On April 18, the Belmont School of Nursing hosted the U.S. Army 2nd Medical Recruiting Battalion. The battalion travels across the southeast to educational institutions and venues to introduce students to careers in Army medicine. The focal point was the setup of a Deployable Rapid Assembly Shelter (DRASH), a collapsible front-line operating room that was set up in the Inman Center lobby.
Inside the DRASH, active army medics gave tours and discussed their own deployment experience. “It was interesting to hear how they can set it up so quickly,” said student Ryan Shelquist. “The surgeries and the amount of equipment and the ability to stabilize and prep a patient are really impressive.”
Over the course of the day, more than 100 interested students stopped by to learn more about the tent and potential careers in army medicine. Informational material was made available, along with the option to sign up online for additional information.

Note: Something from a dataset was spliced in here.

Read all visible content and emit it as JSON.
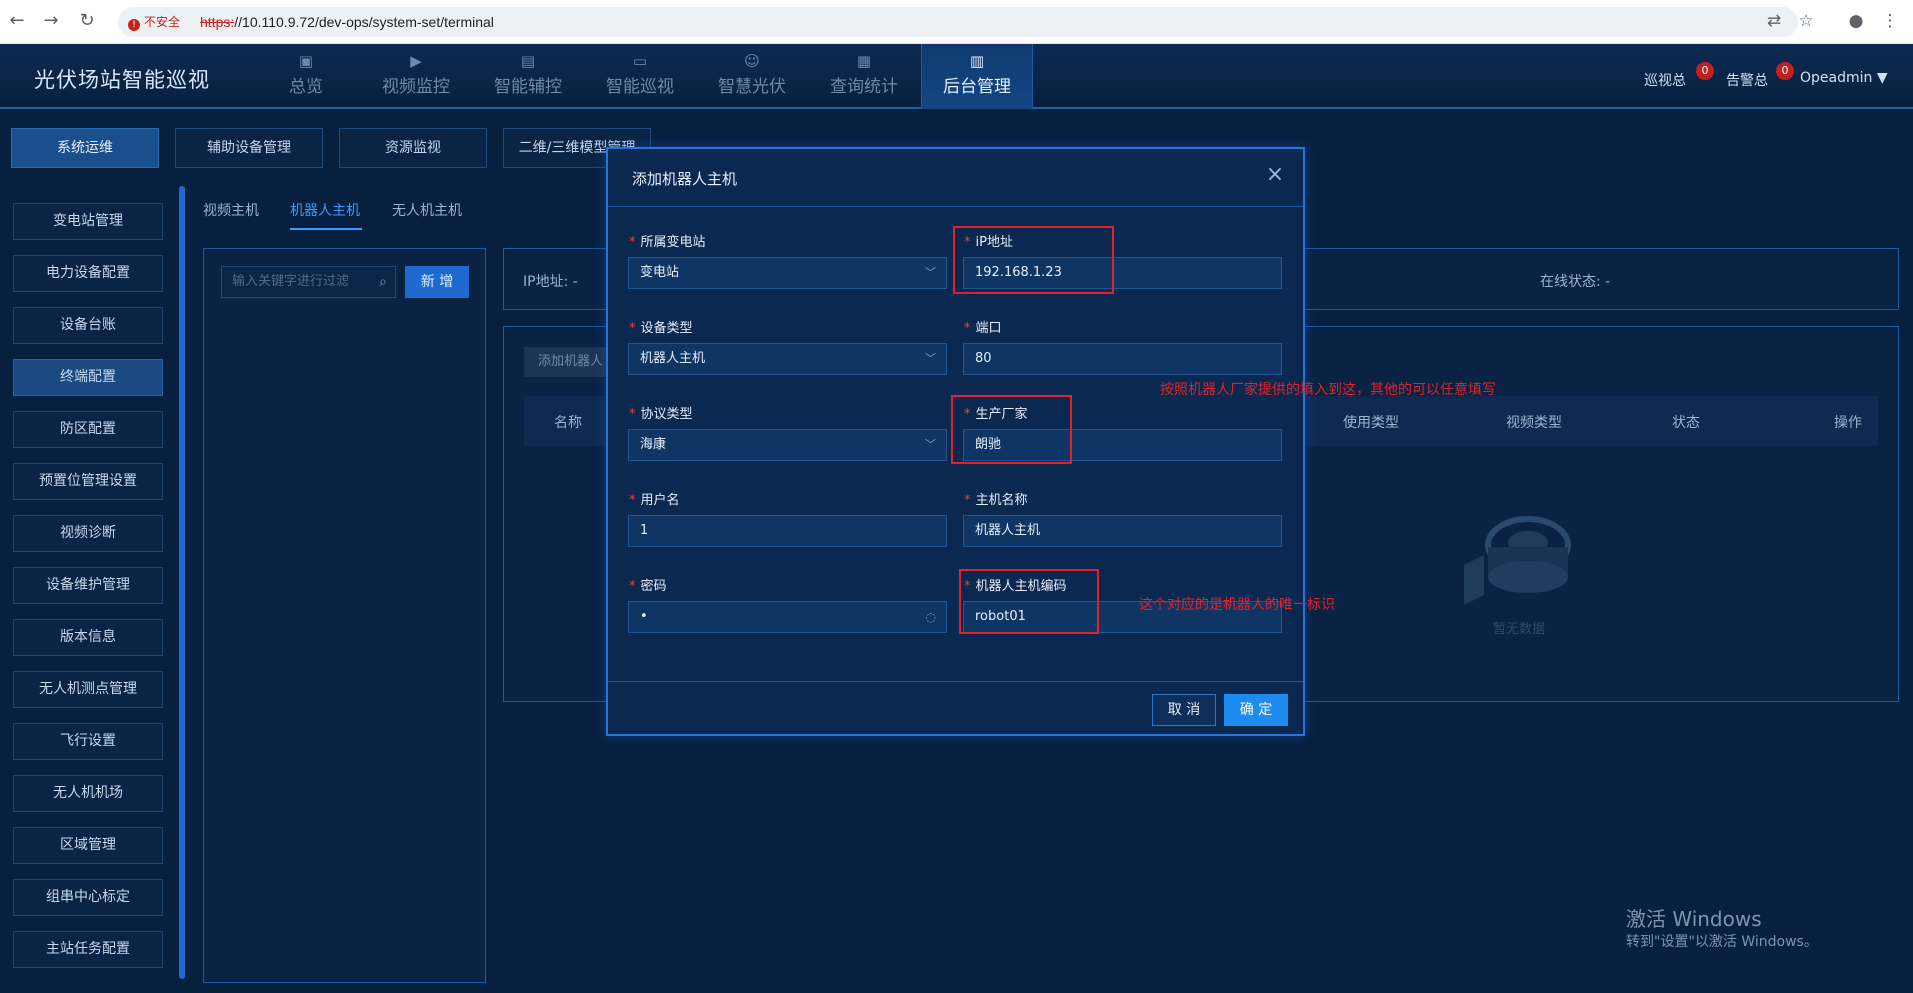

Nurses and nursing students also had the opportunity to attend a one-hour continuing education (CE) course titled “Ulcer Prevention and Staging.” The course was taught by CPT Melanie Bowman, who graduated from Belmont’s nursing program in 2005. Army Reserve Brig. Gen. Margaret Wilmoth, who served as the assistant for Mobilization and Reserve Affairs at the Office of the Assistant Secretary of Defense for Health Affairs, also helped lead the CE course. Students also had the chance to talk with Bowman and Wilmoth one-on-one. “This is a great opportunity for [students],” said Martha Buckner, director of Belmont’s undergraduate nursing program.
The DRASH is used in the field by Forward Surgical Teams (FST), which tend to the most critically injured. “They treat life, limbs and eyesight,” explained Lisa Simunaci, the advertising and public affairs chief for the battalion. “They treat the people that otherwise wouldn’t make the transport [to the hospital].”
Each DRASH unit is able to treat 30 cases over the course of 72 hours before having to be resupplied. Within one hour of being deployed, the entire unit can be constructed and fully functional. A single emergency bed can be assembled within three minutes.
Each FST is composed of 20 different specialists, and typically includes four surgeons, three RNs, two certified registered nurse anesthetists (CRNAs), one administrative officer, one detachment sergeant, three licensed practical nurses (LPNs), three surgical techs and three medics. Every member of the team is specially trained and certified before entering the field.
Students who are interested in a career in army medicine can apply for a number of different scholarships. Some scholarships will even pay for medical school. However, they are very competitive and specific. “We don’t take just anyone,” said Simunaci. “We need certain people.” Those who would like more information on obtaining scholarships can visit this website.